Automatic Expungements for Marijuana Gain Popularity
In recent years, the use of marijuana has become increasingly mainstream. Many states have not only decriminalized marijuana possession, but they have also taken steps to legalize even the recreational use of it. According to U.S. News, recreational marijuana is now legal in Guam, 17 states, and Washington D.C.
While these changes are good news to many, this growing acceptance of marijuana doesn't change the fact that those who have been charged with or convicted of marijuana possession still have a criminal record. A criminal record, even one for an act that's no longer illegal, can remain a cloud on your reputation so long as it's public record or appears in criminal background checks.
Fortunately, more than just the laws regulating marijuana use and possession are changing. Across the nation, citizens are seeing their criminal records relating to minor possession infractions expunged through new legislation. For example, New York recently passed a law legalizing recreational marijuana, and now, CBS reports that New York residents with misdemeanor convictions will see their records automatically expunged from their criminal histories.
Critics of harsh marijuana penalties note that those who've been charged with or convicted of minor possession-related crimes experience job loss, which in turn, can lead to even more severe consequences like homelessness. While automatic expungement of these misdemeanor records won't give back what was taken, it does provide a streamlined route to a second chance.

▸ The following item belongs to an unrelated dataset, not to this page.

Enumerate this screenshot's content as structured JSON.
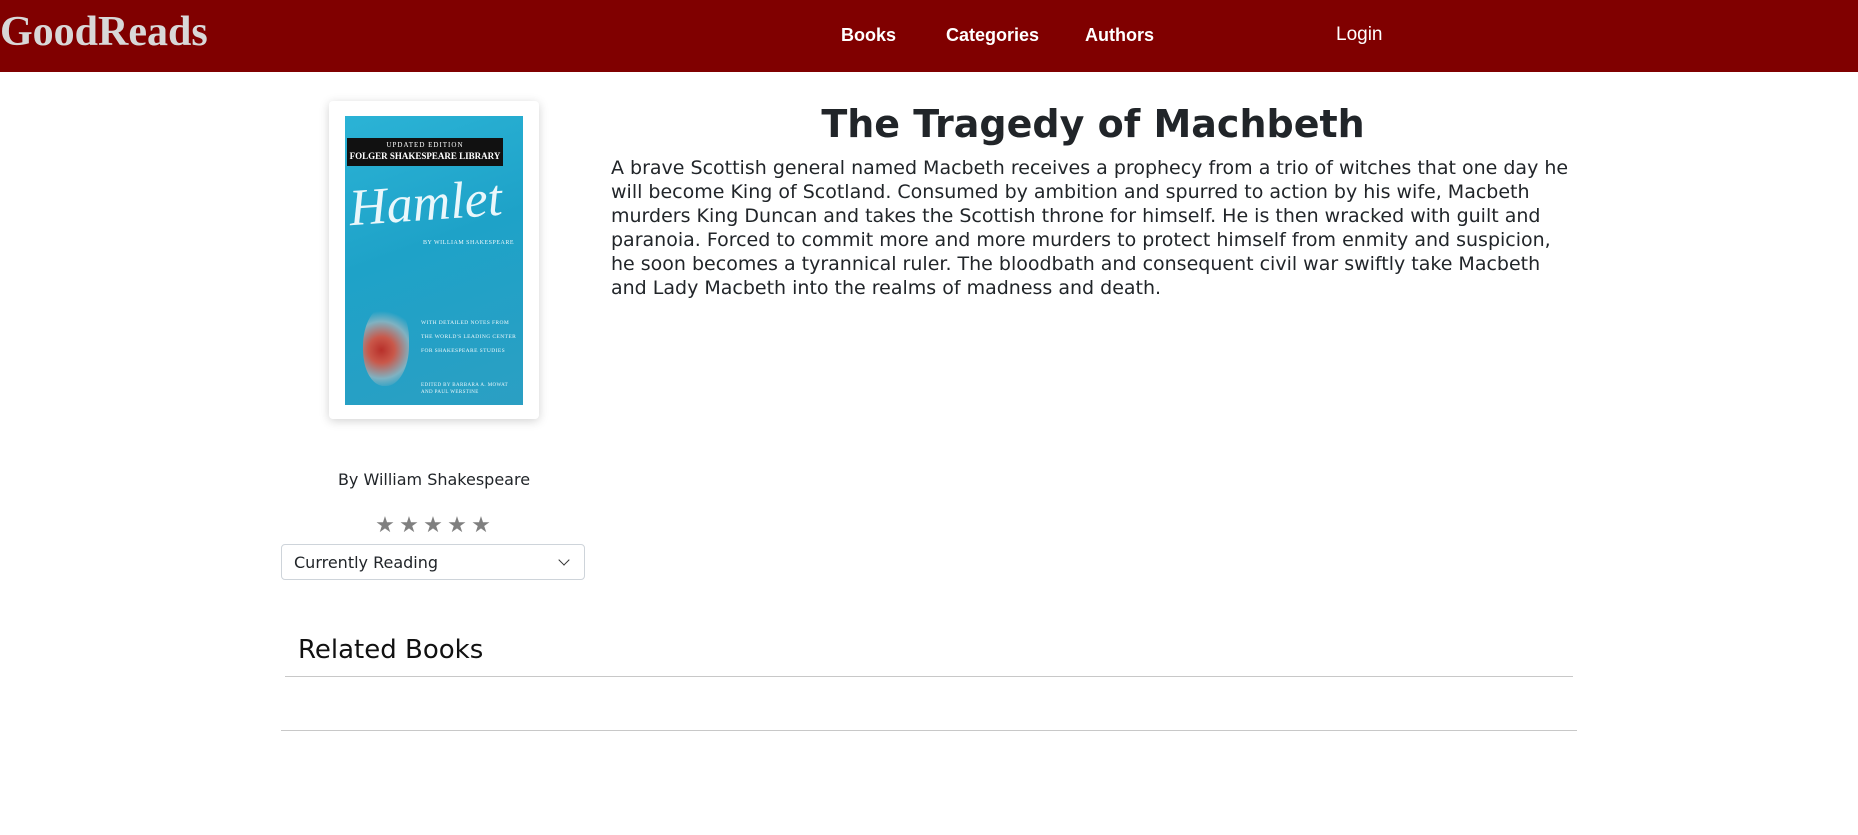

Are Automatic Marijuana Offense Expungements Coming to Pennsylvania?
While medical marijuana was legalized in Pennsylvania in 2016, citizens have yet to see recreational marijuana use and possession be decriminalized at the state level. This may all change soon, as indicated by a bipartisan bill recently introduced that would serve the purpose of decriminalizing possession of 30 grams or less of marijuana. Proponents note that “Ending prohibition is likely to be a multi-year effort,” but the bill nonetheless signals a changing sentiment among lawmakers.

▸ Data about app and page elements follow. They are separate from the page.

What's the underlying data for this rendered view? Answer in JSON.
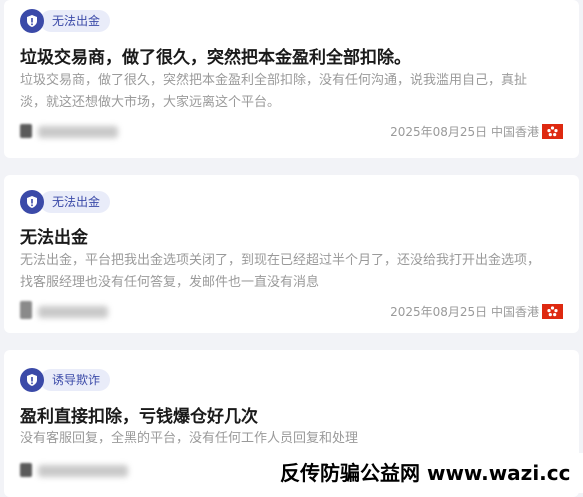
{
  "posts": [
    {
      "tag": "无法出金",
      "title": "垃圾交易商，做了很久，突然把本金盈利全部扣除。",
      "body": "垃圾交易商，做了很久，突然把本金盈利全部扣除，没有任何沟通，说我滥用自己，真扯淡，就这还想做大市场，大家远离这个平台。",
      "date": "2025年08月25日 中国香港",
      "flag": "hong-kong-flag"
    },
    {
      "tag": "无法出金",
      "title": "无法出金",
      "body": "无法出金，平台把我出金选项关闭了，到现在已经超过半个月了，还没给我打开出金选项，找客服经理也没有任何答复，发邮件也一直没有消息",
      "date": "2025年08月25日 中国香港",
      "flag": "hong-kong-flag"
    },
    {
      "tag": "诱导欺诈",
      "title": "盈利直接扣除，亏钱爆仓好几次",
      "body": "没有客服回复，全黑的平台，没有任何工作人员回复和处理"
    }
  ],
  "watermark": "反传防骗公益网 www.wazi.cc",
  "colors": {
    "accent": "#3b4aa8",
    "tag_bg": "#e9ecf9",
    "flag_red": "#de2910"
  }
}
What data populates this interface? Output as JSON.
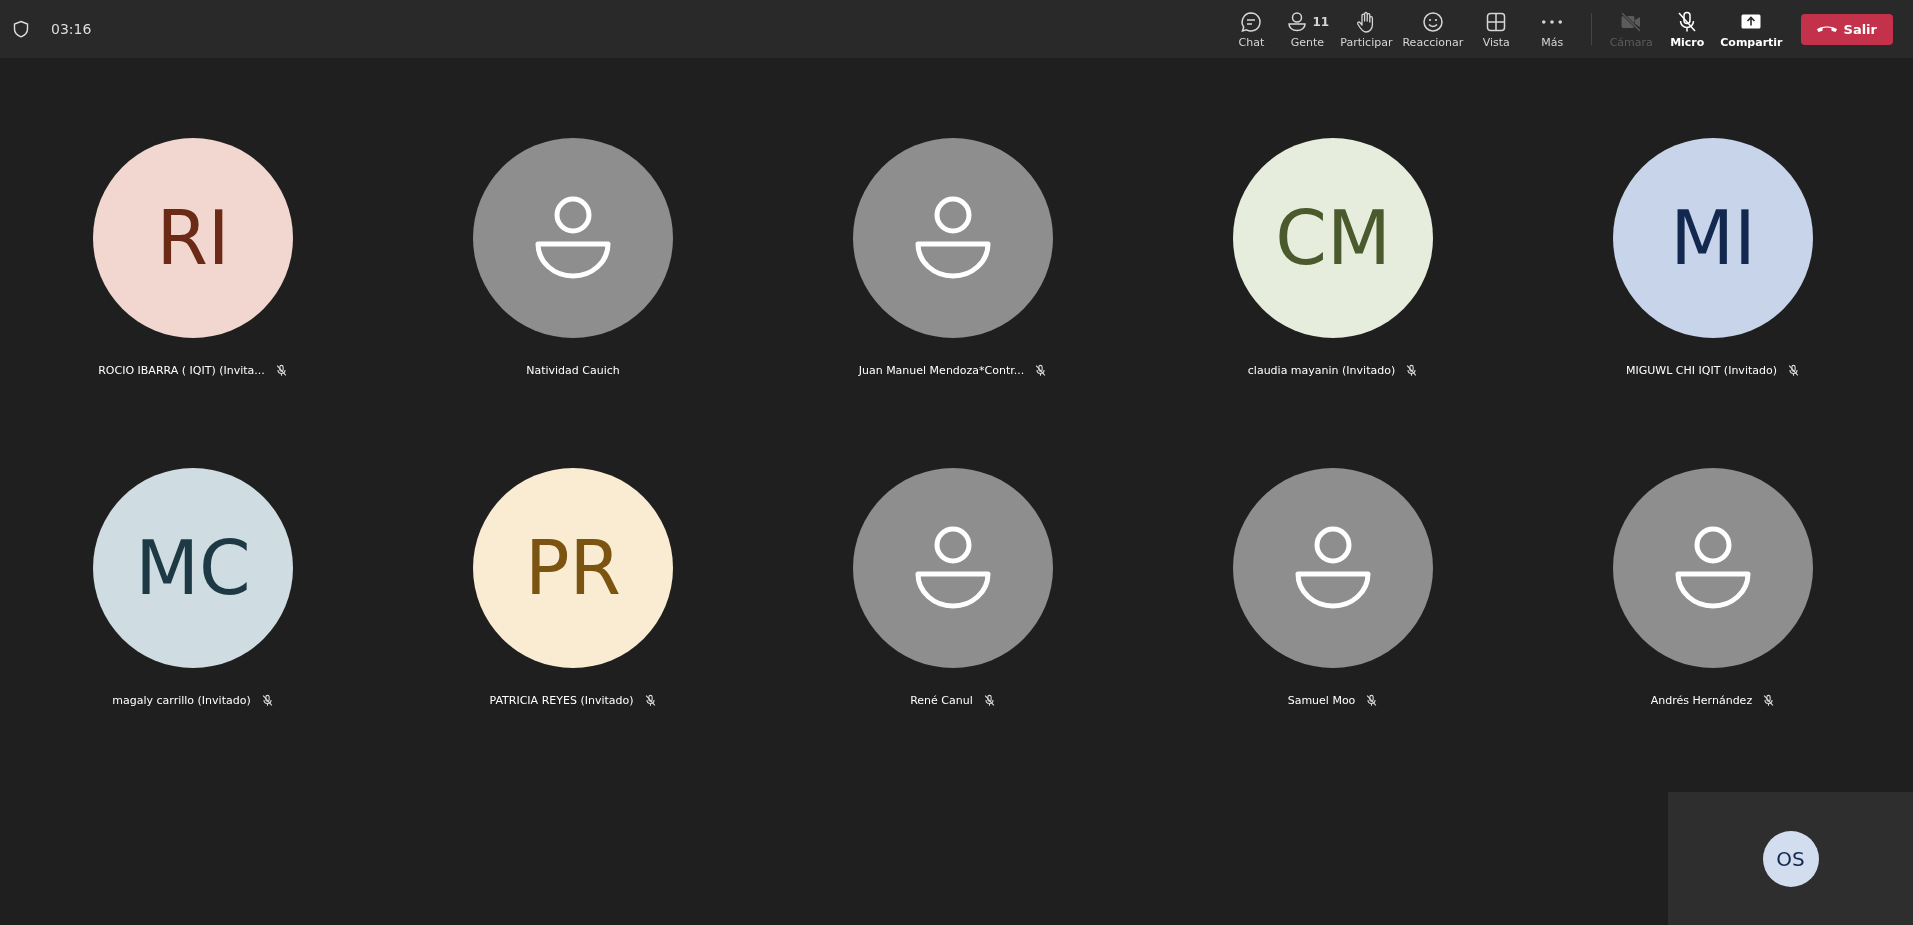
{
  "top_bar": {
    "timer": "03:16"
  },
  "toolbar": [
    {
      "kind": "chat",
      "label": "Chat",
      "disabled": false
    },
    {
      "kind": "people",
      "label": "Gente",
      "count": "11",
      "disabled": false
    },
    {
      "kind": "hand",
      "label": "Participar",
      "disabled": false
    },
    {
      "kind": "react",
      "label": "Reaccionar",
      "disabled": false
    },
    {
      "kind": "view",
      "label": "Vista",
      "disabled": false
    },
    {
      "kind": "more",
      "label": "Más",
      "disabled": false
    },
    {
      "kind": "camera",
      "label": "Cámara",
      "disabled": true
    },
    {
      "kind": "mic",
      "label": "Micro",
      "disabled": false
    },
    {
      "kind": "share",
      "label": "Compartir",
      "disabled": false
    }
  ],
  "leave_button": {
    "label": "Salir"
  },
  "participants": [
    {
      "name": "ROCIO IBARRA ( IQIT) (Invita...",
      "initials": "RI",
      "color": "#f2d7d0",
      "muted": true
    },
    {
      "name": "Natividad Cauich",
      "muted": false
    },
    {
      "name": "Juan Manuel Mendoza*Contr...",
      "muted": true
    },
    {
      "name": "claudia mayanin (Invitado)",
      "initials": "CM",
      "color": "#e6eddc",
      "muted": true
    },
    {
      "name": "MIGUWL CHI IQIT (Invitado)",
      "initials": "MI",
      "color": "#c8d4ea",
      "muted": true
    },
    {
      "name": "magaly carrillo (Invitado)",
      "initials": "MC",
      "color": "#cfdce2",
      "muted": true
    },
    {
      "name": "PATRICIA REYES (Invitado)",
      "initials": "PR",
      "color": "#f9ecd2",
      "muted": true
    },
    {
      "name": "René Canul",
      "muted": true
    },
    {
      "name": "Samuel Moo",
      "muted": true
    },
    {
      "name": "Andrés Hernández",
      "muted": true
    }
  ],
  "self_view": {
    "initials": "OS"
  }
}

Currently, Pennsylvania law treats possession of even small amounts of marijuana as a third-degree misdemeanor offense, and unless the charges are dropped, pardoned, or handled through a “Section 17” disposition, the criminal record cannot be expunged. Although the recently enacted Clean Slate Act does help some individuals expunge certain misdemeanor convictions, those seeking the sealing of their records through the Clean Slate Act must be able to demonstrate no criminal activity for the prior 10 years.
Until the time comes when Pennsylvania sees its own version of automatic marijuana expungements passed into law, you may have alternative paths to expungement for related charges or offenses. Don't wait for the state legislature to say how your future should play out, and instead, contact an experienced PA expungement attorney today. Joseph D. Lento can quickly help you determine if your criminal record is eligible for expungement and help you initiate the process so that you can put the past behind you. After all, your criminal record for marijuana-related charges can prevent you from landing your dream job or fulfilling your dreams. To learn how the Lento Law Firm can help you get your future back on track, call 888-535-3686 now.